2017 Mazda CX-5 review
Mazda CX-5 is a genuine phenomenon. It came out pretty much from nowhere and knocked out a few cars that we previously thought had an unacceptable understanding of Australia’s SUV budget.
What’s even more special is that the stylish CX-5 from a company has given us a decade of rather bland cars, after the late 90s fell into a series of dull boxes (though 3 the one that signaled the revival).
I drove a first-generation CX-5 at the end of my life and found it hard to believe it needed replacing. But that 2017 is exactly what Mazda did. New metal panels, numerous machined parts and new furniture have been incorporated into the slightly updated chassis to provide us with the second-generation CX-5.
And a lot of faces were buried in their hands at other car companies because it turned out that Mazda had done a smashing job a second time.
Does it represent good value for the price? What features does it come with? 9/10
The GT sits at the top of a typical Mazda range that includes front or all-wheel drive, petrol and diesel engines, and a choice of manual or automatic transmissions.
Only fully loaded Akera is more expensive. Starting at $ 44,390 for the petrol engine, the price increases by $ 3,000 to $ 47,390 for the diesel we have for Christmas.
Standard for your money is the 10-speaker Bose brand stereo with digital radio, 19-inch alloy wheels, dual-zone climate control, reversing camera, keyless start and start, a safety package, front and rear parking sensors, cruise control, electric front seats, LED fog lights, auto active LED headlights, sat nav, auto wipers, head display, decoration leather, electric tailgate, folding and power mirrors, electric windows, sunroof and spare space-saving tires.
Few things are missing in this specification, but the lack of Apple CarPlay and Android Auto is annoying (though not common in this segment). However, Mazda’s ‘MZD Connect’ multimedia is quite good, and with 10 speakers and basic but useful smartphone integration you should have.
Perhaps the low-resolution 7.0-inch touchscreen is part of the reason Apple and Android don’t go along.
Is there anything interesting about its design? 9/10
If the first CX-5 impresses with good looks, the new one goes further by being a very nice car. Mazda’s ‘Kodo’ design language looks good in any size, but this latest development puts the CX-5 into really beautiful territory.

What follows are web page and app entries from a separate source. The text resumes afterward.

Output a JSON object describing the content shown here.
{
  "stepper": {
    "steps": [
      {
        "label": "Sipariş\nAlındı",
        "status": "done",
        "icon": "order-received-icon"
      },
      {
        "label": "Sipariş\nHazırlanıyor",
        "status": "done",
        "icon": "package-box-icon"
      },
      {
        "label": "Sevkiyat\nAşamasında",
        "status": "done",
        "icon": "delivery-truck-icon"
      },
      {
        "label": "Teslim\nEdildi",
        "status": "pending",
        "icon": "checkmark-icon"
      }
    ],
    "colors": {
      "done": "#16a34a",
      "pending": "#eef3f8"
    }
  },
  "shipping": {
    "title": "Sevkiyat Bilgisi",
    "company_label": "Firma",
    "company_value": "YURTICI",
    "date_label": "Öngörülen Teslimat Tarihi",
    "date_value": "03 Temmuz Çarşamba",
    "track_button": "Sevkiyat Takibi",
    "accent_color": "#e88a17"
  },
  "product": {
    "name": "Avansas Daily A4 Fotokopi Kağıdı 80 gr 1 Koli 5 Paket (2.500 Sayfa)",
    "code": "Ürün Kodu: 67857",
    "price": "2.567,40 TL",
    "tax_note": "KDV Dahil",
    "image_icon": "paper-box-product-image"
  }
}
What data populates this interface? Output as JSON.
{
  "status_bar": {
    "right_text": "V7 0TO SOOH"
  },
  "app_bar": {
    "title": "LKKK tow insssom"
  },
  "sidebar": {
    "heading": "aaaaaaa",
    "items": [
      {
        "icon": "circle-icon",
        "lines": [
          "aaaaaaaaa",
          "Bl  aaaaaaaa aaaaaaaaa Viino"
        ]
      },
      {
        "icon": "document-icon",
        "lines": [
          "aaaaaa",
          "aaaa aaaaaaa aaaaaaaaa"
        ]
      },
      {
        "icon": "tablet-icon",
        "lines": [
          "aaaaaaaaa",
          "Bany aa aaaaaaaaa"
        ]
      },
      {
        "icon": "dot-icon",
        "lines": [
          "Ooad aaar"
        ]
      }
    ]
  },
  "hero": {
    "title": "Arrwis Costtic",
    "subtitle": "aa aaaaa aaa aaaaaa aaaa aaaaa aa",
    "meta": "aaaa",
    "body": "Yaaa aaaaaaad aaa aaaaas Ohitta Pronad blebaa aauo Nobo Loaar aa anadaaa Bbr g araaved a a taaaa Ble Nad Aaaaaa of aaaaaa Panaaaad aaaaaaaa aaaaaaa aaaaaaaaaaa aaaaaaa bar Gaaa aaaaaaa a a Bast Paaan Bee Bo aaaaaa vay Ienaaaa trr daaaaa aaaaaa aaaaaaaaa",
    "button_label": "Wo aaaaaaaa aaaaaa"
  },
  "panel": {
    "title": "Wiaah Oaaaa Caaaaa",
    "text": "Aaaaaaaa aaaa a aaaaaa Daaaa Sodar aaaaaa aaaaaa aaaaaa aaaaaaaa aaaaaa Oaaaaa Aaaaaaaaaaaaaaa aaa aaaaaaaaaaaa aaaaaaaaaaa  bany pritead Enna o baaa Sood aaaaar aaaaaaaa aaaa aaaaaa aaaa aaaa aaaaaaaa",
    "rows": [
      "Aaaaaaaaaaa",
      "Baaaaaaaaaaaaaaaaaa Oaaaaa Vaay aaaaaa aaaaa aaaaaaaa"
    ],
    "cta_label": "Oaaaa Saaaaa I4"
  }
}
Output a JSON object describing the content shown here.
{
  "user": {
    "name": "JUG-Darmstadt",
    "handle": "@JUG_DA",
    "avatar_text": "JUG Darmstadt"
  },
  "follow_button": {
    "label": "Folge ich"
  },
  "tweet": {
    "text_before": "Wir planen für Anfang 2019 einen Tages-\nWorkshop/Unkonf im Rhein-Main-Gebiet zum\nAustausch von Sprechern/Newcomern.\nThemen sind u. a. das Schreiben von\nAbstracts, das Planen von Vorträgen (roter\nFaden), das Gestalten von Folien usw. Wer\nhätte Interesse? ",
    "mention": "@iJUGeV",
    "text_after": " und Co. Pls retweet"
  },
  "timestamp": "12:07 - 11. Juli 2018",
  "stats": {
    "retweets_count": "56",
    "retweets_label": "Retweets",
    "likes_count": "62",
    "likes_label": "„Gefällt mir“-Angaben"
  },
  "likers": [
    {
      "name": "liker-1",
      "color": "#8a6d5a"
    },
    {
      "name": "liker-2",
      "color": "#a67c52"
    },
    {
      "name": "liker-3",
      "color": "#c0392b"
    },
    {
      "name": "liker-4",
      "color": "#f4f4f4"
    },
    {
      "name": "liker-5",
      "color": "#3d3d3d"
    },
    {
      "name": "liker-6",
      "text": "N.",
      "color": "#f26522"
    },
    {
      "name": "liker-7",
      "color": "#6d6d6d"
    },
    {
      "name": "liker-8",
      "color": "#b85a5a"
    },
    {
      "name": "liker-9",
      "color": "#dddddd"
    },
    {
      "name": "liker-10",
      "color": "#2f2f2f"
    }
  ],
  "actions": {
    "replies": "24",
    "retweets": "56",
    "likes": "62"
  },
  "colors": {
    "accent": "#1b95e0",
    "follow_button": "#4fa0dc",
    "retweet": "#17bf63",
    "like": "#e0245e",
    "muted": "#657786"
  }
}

The slimmer headlights work well with the nose looking longer and the body seems to be pulled down more on the wheels. Despite many similarities with the old car, all the panels are new and that is partly because the change of the A column to just 35mm is enough to make everything move.
The cabin has gone on for a much bigger change. No big deal with the old one, but it feels a bit old and some documents aren’t quite there. As always, the first generation of the CX-5 has been taken into a completely different segment, quite sparsely. With competition from all sides, the new interior must bring a more premium feel.
With the improved plastic and accessories, a more cohesive design (something as simple as a consistent font goes a long way to make that impression) and the kind of detailed improvement that I expect from Mazda, the interior The new interior is lighter, feels better and looks better. The work is completed.
How realistic is the inner space? 7/10
Never a class leader in the spacious department, this CX-5 is still at the back of the pack, but it doesn’t seem to matter. Boot space increased by 39 liters to 438 (VDA) with seats increased, tripling to 1342 liters with seating numbers down. Seats are split 40/20 / 40 and you can drop each part individually, this is very generous.
The CX-5 has four cupholders (one pair up front and one pair in the center rear armrest), one tray for your phone, bottle holder for each door and vents for the rear seats. With a taller new center console, deeper storage bins and also hide two USB ports.
The new car is not bigger, so the rear aperture is still very tight compared to, for example, a Tiguan car or a Hyundai car. It doesn’t seem to bother the owners I’ve talked to, but it’s noticeable.